I’ve always understood that when a control tower closed, the airspace reverted from D to E. That would keep the entire surface area off limits to us without permission from the controlling agency, usually an air route traffic control center. But Phil Russman pointed out some sites that contradicted that belief so I went digging.
According to the Airmen’s Information Manual (AIM), it depends. Although the default is E airspace at the surface, that’s not always the case and you find out by consulting the Airport/Facility directory. An excerpt is included below and viewed online. Search for “FAA Chart Supplements”. These were formerly part of the “Airport/Facility Directory” (A/FD).

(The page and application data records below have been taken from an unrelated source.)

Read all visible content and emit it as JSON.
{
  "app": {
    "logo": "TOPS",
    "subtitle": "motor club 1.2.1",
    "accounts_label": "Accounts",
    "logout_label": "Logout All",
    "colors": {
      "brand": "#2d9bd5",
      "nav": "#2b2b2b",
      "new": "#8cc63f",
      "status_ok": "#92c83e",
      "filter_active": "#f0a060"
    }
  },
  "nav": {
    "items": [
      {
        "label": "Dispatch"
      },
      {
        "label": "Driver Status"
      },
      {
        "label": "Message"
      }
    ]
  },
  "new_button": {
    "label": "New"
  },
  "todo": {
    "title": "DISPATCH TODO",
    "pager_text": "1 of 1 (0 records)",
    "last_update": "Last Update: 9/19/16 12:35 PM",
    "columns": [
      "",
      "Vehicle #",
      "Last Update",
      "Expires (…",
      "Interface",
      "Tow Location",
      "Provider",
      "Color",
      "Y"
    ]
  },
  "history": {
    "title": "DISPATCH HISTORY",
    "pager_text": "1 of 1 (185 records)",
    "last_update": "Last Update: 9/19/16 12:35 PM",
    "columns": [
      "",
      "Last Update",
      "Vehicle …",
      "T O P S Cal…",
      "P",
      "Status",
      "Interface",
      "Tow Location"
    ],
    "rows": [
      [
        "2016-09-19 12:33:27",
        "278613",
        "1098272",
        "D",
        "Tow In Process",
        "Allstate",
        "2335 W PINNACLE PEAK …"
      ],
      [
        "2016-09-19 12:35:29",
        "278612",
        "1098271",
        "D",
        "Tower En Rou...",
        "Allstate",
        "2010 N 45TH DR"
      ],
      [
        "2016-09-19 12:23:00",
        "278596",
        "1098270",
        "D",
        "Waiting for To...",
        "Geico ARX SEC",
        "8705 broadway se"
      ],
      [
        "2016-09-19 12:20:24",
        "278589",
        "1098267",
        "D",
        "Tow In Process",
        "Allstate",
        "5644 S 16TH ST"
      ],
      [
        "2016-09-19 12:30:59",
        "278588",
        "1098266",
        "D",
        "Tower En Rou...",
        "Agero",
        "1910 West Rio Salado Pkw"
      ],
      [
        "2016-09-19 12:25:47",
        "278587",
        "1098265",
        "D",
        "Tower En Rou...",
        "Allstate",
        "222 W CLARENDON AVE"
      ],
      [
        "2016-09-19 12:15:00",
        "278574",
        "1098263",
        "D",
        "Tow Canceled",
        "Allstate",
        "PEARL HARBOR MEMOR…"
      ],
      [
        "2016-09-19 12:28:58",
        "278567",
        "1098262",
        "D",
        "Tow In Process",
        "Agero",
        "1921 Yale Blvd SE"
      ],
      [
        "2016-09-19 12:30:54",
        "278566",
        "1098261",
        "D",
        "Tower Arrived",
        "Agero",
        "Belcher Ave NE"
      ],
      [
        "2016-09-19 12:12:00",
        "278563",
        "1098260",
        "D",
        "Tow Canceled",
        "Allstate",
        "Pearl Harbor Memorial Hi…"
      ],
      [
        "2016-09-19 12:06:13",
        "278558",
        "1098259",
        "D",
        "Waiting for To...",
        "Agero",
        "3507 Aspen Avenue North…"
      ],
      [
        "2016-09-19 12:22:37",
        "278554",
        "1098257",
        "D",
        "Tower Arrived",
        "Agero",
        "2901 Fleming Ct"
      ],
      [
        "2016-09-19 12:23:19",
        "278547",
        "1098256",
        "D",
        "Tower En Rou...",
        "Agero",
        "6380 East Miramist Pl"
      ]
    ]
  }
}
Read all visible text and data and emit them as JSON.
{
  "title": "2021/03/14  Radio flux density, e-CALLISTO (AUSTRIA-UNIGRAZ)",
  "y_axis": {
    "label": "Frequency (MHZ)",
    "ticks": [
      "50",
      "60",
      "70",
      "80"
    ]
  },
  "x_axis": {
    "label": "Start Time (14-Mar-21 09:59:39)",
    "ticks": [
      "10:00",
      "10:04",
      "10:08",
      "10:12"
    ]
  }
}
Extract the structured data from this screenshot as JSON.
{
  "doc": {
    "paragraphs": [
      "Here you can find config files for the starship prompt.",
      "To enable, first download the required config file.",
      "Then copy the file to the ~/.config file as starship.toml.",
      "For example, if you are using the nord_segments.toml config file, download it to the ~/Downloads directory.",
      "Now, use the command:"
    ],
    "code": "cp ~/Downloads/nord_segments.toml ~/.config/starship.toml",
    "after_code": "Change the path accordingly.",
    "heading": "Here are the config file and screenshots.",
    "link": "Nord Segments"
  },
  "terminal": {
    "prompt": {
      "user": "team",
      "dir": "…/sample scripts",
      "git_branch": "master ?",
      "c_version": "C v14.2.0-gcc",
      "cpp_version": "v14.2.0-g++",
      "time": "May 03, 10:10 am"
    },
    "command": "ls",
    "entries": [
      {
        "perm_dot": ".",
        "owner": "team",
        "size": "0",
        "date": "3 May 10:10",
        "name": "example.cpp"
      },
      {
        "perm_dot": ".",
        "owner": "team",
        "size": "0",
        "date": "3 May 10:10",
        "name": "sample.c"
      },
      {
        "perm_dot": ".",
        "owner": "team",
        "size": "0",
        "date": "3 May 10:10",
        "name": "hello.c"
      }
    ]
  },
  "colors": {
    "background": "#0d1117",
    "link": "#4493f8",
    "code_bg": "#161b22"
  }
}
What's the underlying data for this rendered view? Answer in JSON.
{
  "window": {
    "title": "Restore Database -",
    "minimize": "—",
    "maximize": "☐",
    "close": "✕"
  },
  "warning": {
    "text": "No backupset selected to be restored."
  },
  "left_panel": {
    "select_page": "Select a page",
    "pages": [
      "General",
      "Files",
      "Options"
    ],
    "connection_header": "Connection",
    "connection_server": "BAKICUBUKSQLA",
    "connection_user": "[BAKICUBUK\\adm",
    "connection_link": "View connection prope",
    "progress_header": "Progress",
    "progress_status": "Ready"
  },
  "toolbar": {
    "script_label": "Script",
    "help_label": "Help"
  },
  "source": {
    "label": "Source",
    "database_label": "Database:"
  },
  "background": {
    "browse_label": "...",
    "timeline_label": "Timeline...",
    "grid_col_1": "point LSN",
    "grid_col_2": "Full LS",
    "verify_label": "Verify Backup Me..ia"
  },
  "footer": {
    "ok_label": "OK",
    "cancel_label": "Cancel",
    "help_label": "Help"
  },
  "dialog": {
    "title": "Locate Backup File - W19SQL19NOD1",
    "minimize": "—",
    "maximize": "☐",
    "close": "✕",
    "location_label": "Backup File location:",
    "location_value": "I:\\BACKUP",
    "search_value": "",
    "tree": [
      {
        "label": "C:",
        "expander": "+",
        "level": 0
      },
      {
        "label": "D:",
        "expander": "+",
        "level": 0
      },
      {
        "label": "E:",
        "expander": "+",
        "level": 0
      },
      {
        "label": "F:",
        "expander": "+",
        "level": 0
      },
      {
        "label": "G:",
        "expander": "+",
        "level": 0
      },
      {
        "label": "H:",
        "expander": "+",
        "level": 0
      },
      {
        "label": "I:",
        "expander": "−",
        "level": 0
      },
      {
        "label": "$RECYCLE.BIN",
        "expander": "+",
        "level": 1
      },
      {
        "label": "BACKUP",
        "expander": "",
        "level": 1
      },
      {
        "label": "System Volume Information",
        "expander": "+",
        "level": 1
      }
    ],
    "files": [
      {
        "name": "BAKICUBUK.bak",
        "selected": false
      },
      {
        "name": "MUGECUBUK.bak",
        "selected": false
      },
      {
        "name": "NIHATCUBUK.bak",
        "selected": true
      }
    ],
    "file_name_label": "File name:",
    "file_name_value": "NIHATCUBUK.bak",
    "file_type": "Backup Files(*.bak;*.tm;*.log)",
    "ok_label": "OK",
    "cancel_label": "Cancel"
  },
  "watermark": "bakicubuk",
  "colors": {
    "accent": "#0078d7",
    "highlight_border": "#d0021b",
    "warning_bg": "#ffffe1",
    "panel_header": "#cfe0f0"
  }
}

Here’s the AIM paragraph from Section Two, 3-2-5: (as of July 9, 2009).
At those airports where the control tower does not operate 24 hours a day, the operating hours of the tower will be listed on the appropriate charts and in the A/FD. During the hours the tower is not in operation, the Class E surface area rules or a combination of Class E rules to 700 feet above ground level and Class G rules to the surface will become applicable. Check the A/FD for specifics.
But in the supplement (A/FD entry) below it shows that under “Airspace” it says Class D svc 1300-0300Z; other times Class G. That’s cool. It means you can fly there legally when the tower is closed and you’re in G airspace.
So there may indeed be times when you can fly from airports whose tower is closed without a radio. More importantly, you can fly areas around where the D airspace otherwise puts great sites off limits.
It’s good to know the law but, as always, exercise that knowledge carefully. We fly at the pleasure of a sensitive public—piss ’em off and we won’t fly anymore.